YOUR GOAL:
For each line in the material below that holds "right", copy that line.

*** Opening of STORED DATA ***

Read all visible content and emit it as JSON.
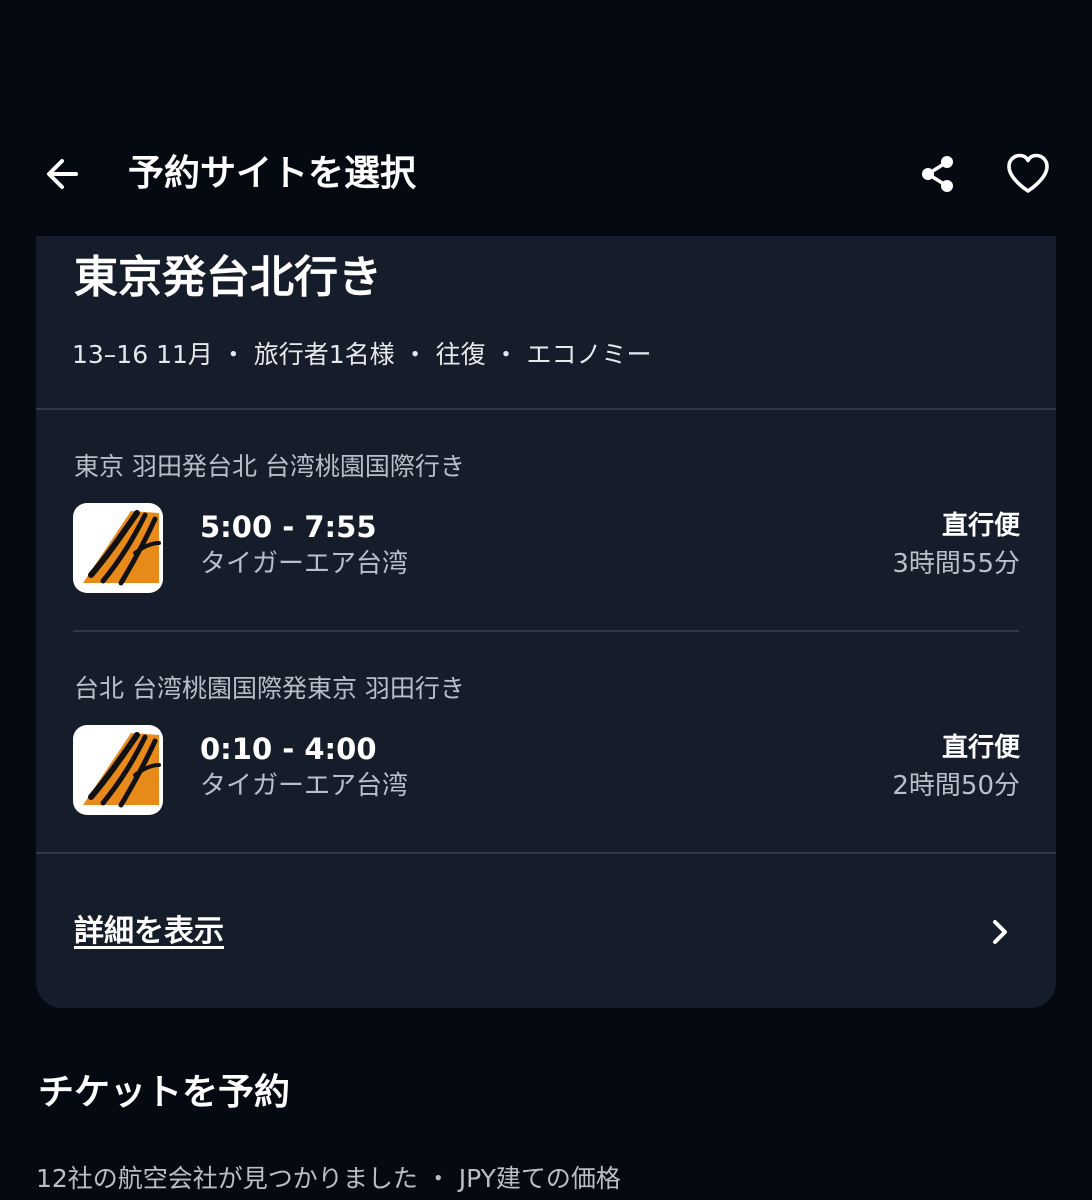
{
  "header": {
    "title": "予約サイトを選択",
    "back_icon": "arrow-left-icon",
    "share_icon": "share-icon",
    "favorite_icon": "heart-outline-icon"
  },
  "summary": {
    "route_title": "東京発台北行き",
    "meta": "13–16 11月 ・ 旅行者1名様 ・ 往復 ・ エコノミー"
  },
  "legs": [
    {
      "route": "東京 羽田発台北 台湾桃園国際行き",
      "times": "5:00 - 7:55",
      "airline": "タイガーエア台湾",
      "stops": "直行便",
      "duration": "3時間55分",
      "logo_icon": "tigerair-logo"
    },
    {
      "route": "台北 台湾桃園国際発東京 羽田行き",
      "times": "0:10 - 4:00",
      "airline": "タイガーエア台湾",
      "stops": "直行便",
      "duration": "2時間50分",
      "logo_icon": "tigerair-logo"
    }
  ],
  "details": {
    "label": "詳細を表示",
    "icon": "chevron-right-icon"
  },
  "booking": {
    "title": "チケットを予約",
    "meta": "12社の航空会社が見つかりました ・ JPY建ての価格"
  },
  "colors": {
    "background": "#050a12",
    "card": "#161d2a",
    "divider": "#2f3846",
    "muted_text": "#b9bec8",
    "tiger_orange": "#e88a1a"
  }
}
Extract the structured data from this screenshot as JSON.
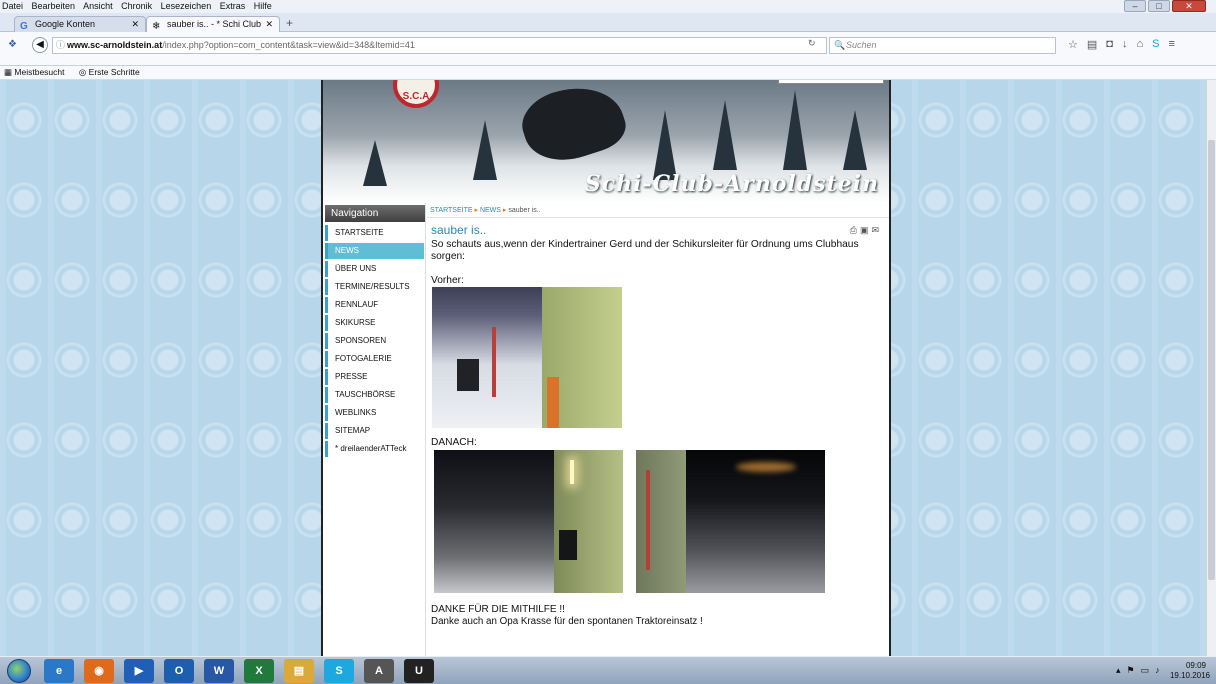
{
  "menubar": {
    "items": [
      "Datei",
      "Bearbeiten",
      "Ansicht",
      "Chronik",
      "Lesezeichen",
      "Extras",
      "Hilfe"
    ]
  },
  "tabs": [
    {
      "label": "Google Konten",
      "icon": "google-icon"
    },
    {
      "label": "sauber is.. - * Schi Club Arn...",
      "icon": "snowflake-icon"
    }
  ],
  "address": {
    "host": "www.sc-arnoldstein.at",
    "path": "/index.php?option=com_content&task=view&id=348&Itemid=41",
    "search_placeholder": "Suchen"
  },
  "bookmarks": [
    "Meistbesucht",
    "Erste Schritte"
  ],
  "banner": {
    "title": "Schi-Club-Arnoldstein",
    "logo_text": "S.C.A"
  },
  "sidebar": {
    "heading": "Navigation",
    "items": [
      {
        "label": "STARTSEITE",
        "active": false
      },
      {
        "label": "NEWS",
        "active": true
      },
      {
        "label": "ÜBER UNS",
        "active": false
      },
      {
        "label": "TERMINE/RESULTS",
        "active": false
      },
      {
        "label": "RENNLAUF",
        "active": false
      },
      {
        "label": "SKIKURSE",
        "active": false
      },
      {
        "label": "SPONSOREN",
        "active": false
      },
      {
        "label": "FOTOGALERIE",
        "active": false
      },
      {
        "label": "PRESSE",
        "active": false
      },
      {
        "label": "TAUSCHBÖRSE",
        "active": false
      },
      {
        "label": "WEBLINKS",
        "active": false
      },
      {
        "label": "SITEMAP",
        "active": false
      },
      {
        "label": "* dreilaenderATTeck",
        "active": false
      }
    ]
  },
  "breadcrumb": {
    "items": [
      "STARTSEITE",
      "NEWS",
      "sauber is.."
    ]
  },
  "article": {
    "title": "sauber is..",
    "intro": "So schauts aus,wenn der Kindertrainer Gerd und der Schikursleiter für Ordnung ums Clubhaus sorgen:",
    "before_label": "Vorher:",
    "after_label": "DANACH:",
    "thanks_heading": "DANKE FÜR DIE MITHILFE !!",
    "thanks_text": "Danke auch an Opa Krasse für den spontanen Traktoreinsatz !"
  },
  "taskbar": {
    "apps": [
      {
        "name": "ie-icon",
        "glyph": "e",
        "color": "#2b78c9"
      },
      {
        "name": "firefox-icon",
        "glyph": "◉",
        "color": "#e06a1b"
      },
      {
        "name": "media-player-icon",
        "glyph": "▶",
        "color": "#1f5fb5"
      },
      {
        "name": "outlook-icon",
        "glyph": "O",
        "color": "#1b5fae"
      },
      {
        "name": "word-icon",
        "glyph": "W",
        "color": "#2857a6"
      },
      {
        "name": "excel-icon",
        "glyph": "X",
        "color": "#1f7a3c"
      },
      {
        "name": "folder-icon",
        "glyph": "▤",
        "color": "#d9a93a"
      },
      {
        "name": "skype-icon",
        "glyph": "S",
        "color": "#1fa7e0"
      },
      {
        "name": "inkscape-icon",
        "glyph": "A",
        "color": "#555555"
      },
      {
        "name": "u-app-icon",
        "glyph": "U",
        "color": "#222222"
      }
    ],
    "time": "09:09",
    "date": "19.10.2016"
  }
}
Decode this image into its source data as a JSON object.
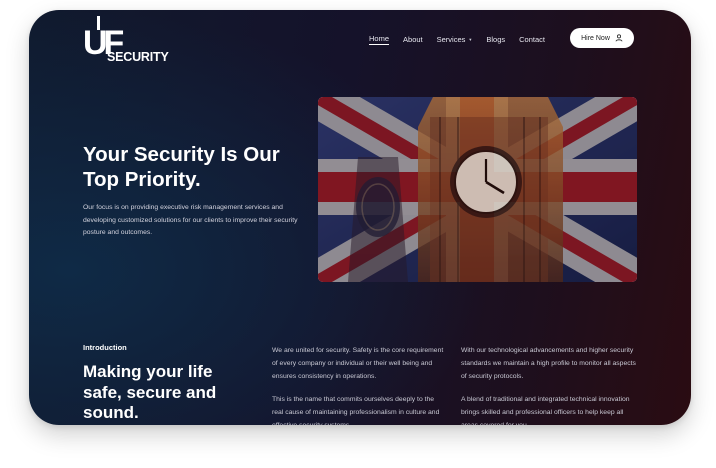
{
  "brand": {
    "logo_mark": "UF",
    "logo_text": "SECURITY"
  },
  "nav": {
    "items": [
      {
        "label": "Home",
        "active": true
      },
      {
        "label": "About"
      },
      {
        "label": "Services",
        "has_dropdown": true
      },
      {
        "label": "Blogs"
      },
      {
        "label": "Contact"
      }
    ],
    "cta_label": "Hire Now",
    "cta_icon": "user-icon"
  },
  "hero": {
    "title": "Your Security Is Our Top Priority.",
    "body": "Our focus is on providing executive risk management services and developing customized solutions for our clients to improve their security posture and outcomes.",
    "image_subject": "Big Ben with Union Jack flag overlay"
  },
  "intro": {
    "label": "Introduction",
    "title": "Making your life safe, secure and sound.",
    "col1": [
      "We are united for security. Safety is the core requirement of every company or individual or their well being and ensures consistency in operations.",
      "This is the name that commits ourselves deeply to the real cause of maintaining professionalism in culture and effective security systems."
    ],
    "col2": [
      "With our technological advancements and higher security standards we maintain a high profile to monitor all aspects of security protocols.",
      "A blend of traditional and integrated technical innovation brings skilled and professional officers to help keep all areas covered for you."
    ]
  },
  "colors": {
    "bg_dark": "#15122a",
    "text_white": "#ffffff",
    "muted_text": "#c9c9d4"
  }
}
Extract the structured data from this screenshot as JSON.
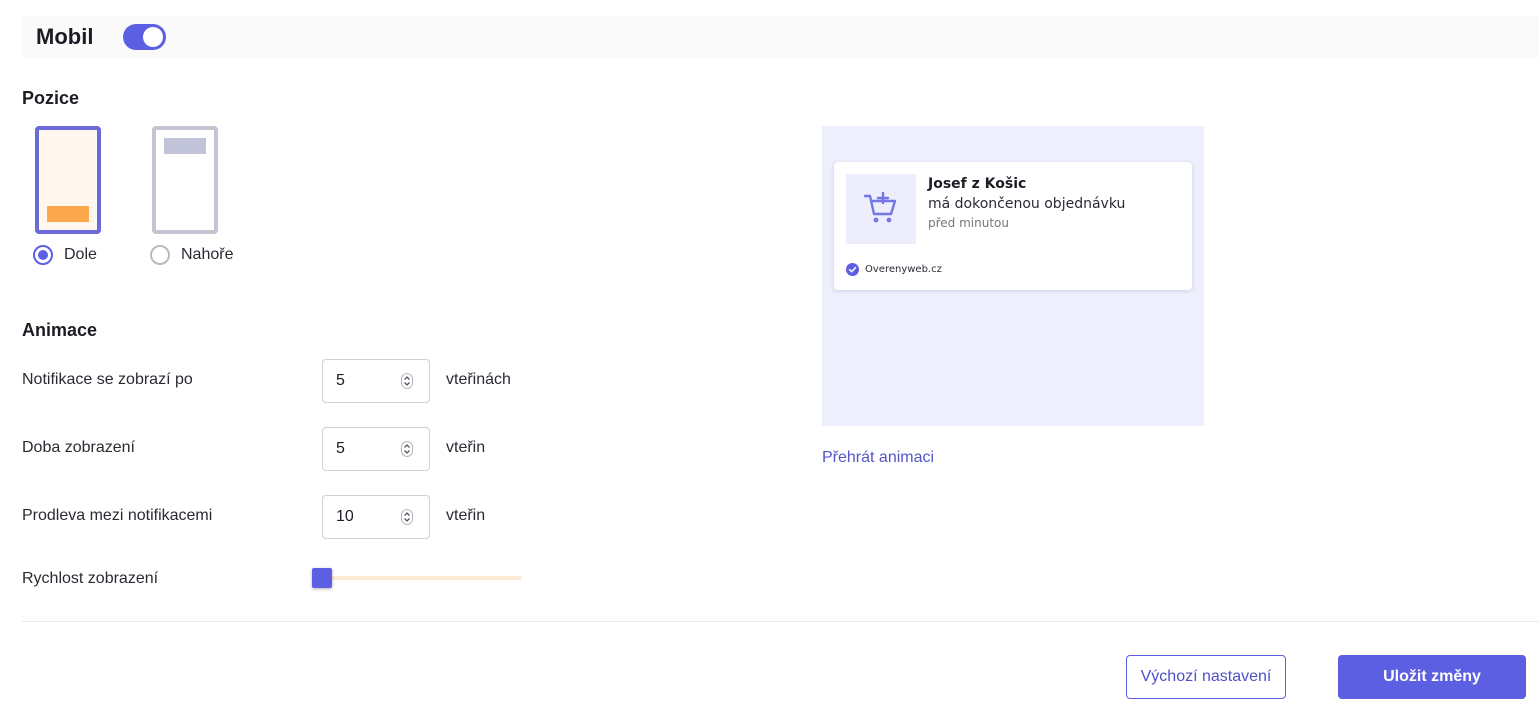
{
  "header": {
    "title": "Mobil",
    "toggle_on": true
  },
  "colors": {
    "accent": "#5d5fe3",
    "highlight": "#fba94c",
    "preview_bg": "#eeeffd"
  },
  "position": {
    "title": "Pozice",
    "options": [
      {
        "label": "Dole",
        "selected": true
      },
      {
        "label": "Nahoře",
        "selected": false
      }
    ]
  },
  "animation": {
    "title": "Animace",
    "rows": [
      {
        "label": "Notifikace se zobrazí po",
        "value": "5",
        "unit": "vteřinách"
      },
      {
        "label": "Doba zobrazení",
        "value": "5",
        "unit": "vteřin"
      },
      {
        "label": "Prodleva mezi notifikacemi",
        "value": "10",
        "unit": "vteřin"
      }
    ],
    "speed": {
      "label": "Rychlost zobrazení",
      "value": 0
    }
  },
  "preview": {
    "name": "Josef z Košic",
    "action": "má dokončenou objednávku",
    "time": "před minutou",
    "brand": "Overenyweb.cz",
    "icon": "cart-plus-icon",
    "play_label": "Přehrát animaci"
  },
  "footer": {
    "reset_label": "Výchozí nastavení",
    "save_label": "Uložit změny"
  }
}
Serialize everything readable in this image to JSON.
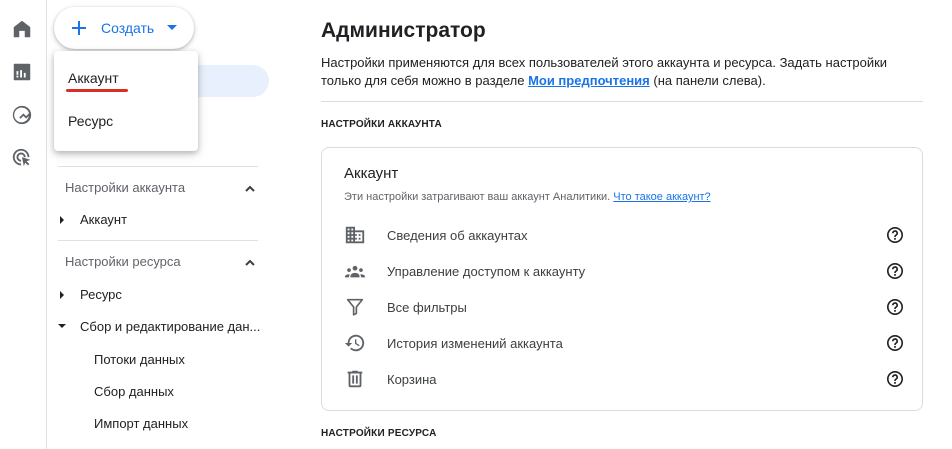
{
  "rail": {
    "icons": [
      "home-icon",
      "reports-icon",
      "explore-icon",
      "advertising-icon"
    ]
  },
  "create": {
    "label": "Создать",
    "menu": [
      {
        "label": "Аккаунт"
      },
      {
        "label": "Ресурс"
      }
    ]
  },
  "nav": {
    "account_section": "Настройки аккаунта",
    "account_items": [
      "Аккаунт"
    ],
    "property_section": "Настройки ресурса",
    "property_items": [
      "Ресурс",
      "Сбор и редактирование дан..."
    ],
    "sub_items": [
      "Потоки данных",
      "Сбор данных",
      "Импорт данных"
    ]
  },
  "main": {
    "title": "Администратор",
    "desc_before": "Настройки применяются для всех пользователей этого аккаунта и ресурса. Задать настройки только для себя можно в разделе ",
    "desc_link": "Мои предпочтения",
    "desc_after": " (на панели слева).",
    "account_caps": "НАСТРОЙКИ АККАУНТА",
    "property_caps": "НАСТРОЙКИ РЕСУРСА",
    "card": {
      "title": "Аккаунт",
      "subtitle": "Эти настройки затрагивают ваш аккаунт Аналитики. ",
      "subtitle_link": "Что такое аккаунт?",
      "rows": [
        {
          "label": "Сведения об аккаунтах",
          "icon": "building-icon"
        },
        {
          "label": "Управление доступом к аккаунту",
          "icon": "people-icon"
        },
        {
          "label": "Все фильтры",
          "icon": "filter-icon"
        },
        {
          "label": "История изменений аккаунта",
          "icon": "history-icon"
        },
        {
          "label": "Корзина",
          "icon": "trash-icon"
        }
      ]
    }
  },
  "colors": {
    "accent": "#1a73e8",
    "underline": "#d93025",
    "pill": "#e8f0fe"
  }
}
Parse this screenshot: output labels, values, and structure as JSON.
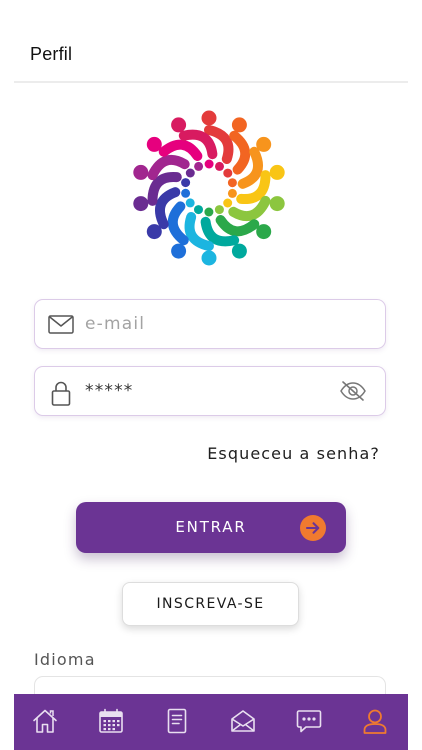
{
  "header": {
    "title": "Perfil"
  },
  "login": {
    "email_placeholder": "e-mail",
    "password_value": "*****",
    "forgot_password": "Esqueceu a senha?",
    "enter_label": "ENTRAR",
    "signup_label": "INSCREVA-SE"
  },
  "language": {
    "label": "Idioma"
  },
  "icons": {
    "email": "envelope-icon",
    "password": "lock-icon",
    "visibility": "eye-slash-icon",
    "enter_arrow": "arrow-right-circle-icon"
  },
  "tabbar": {
    "items": [
      {
        "icon": "home-icon",
        "active": false
      },
      {
        "icon": "calendar-icon",
        "active": false
      },
      {
        "icon": "document-icon",
        "active": false
      },
      {
        "icon": "mail-open-icon",
        "active": false
      },
      {
        "icon": "chat-icon",
        "active": false
      },
      {
        "icon": "user-icon",
        "active": true
      }
    ]
  },
  "colors": {
    "brand_purple": "#6b3494",
    "accent_orange": "#f07a2f",
    "field_border": "#dccbe8",
    "tab_icon": "#e9dff0"
  }
}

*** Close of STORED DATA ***

RESULT:
    "icon": "chevron-right-icon"
    "enter_arrow": "arrow-right-circle-icon"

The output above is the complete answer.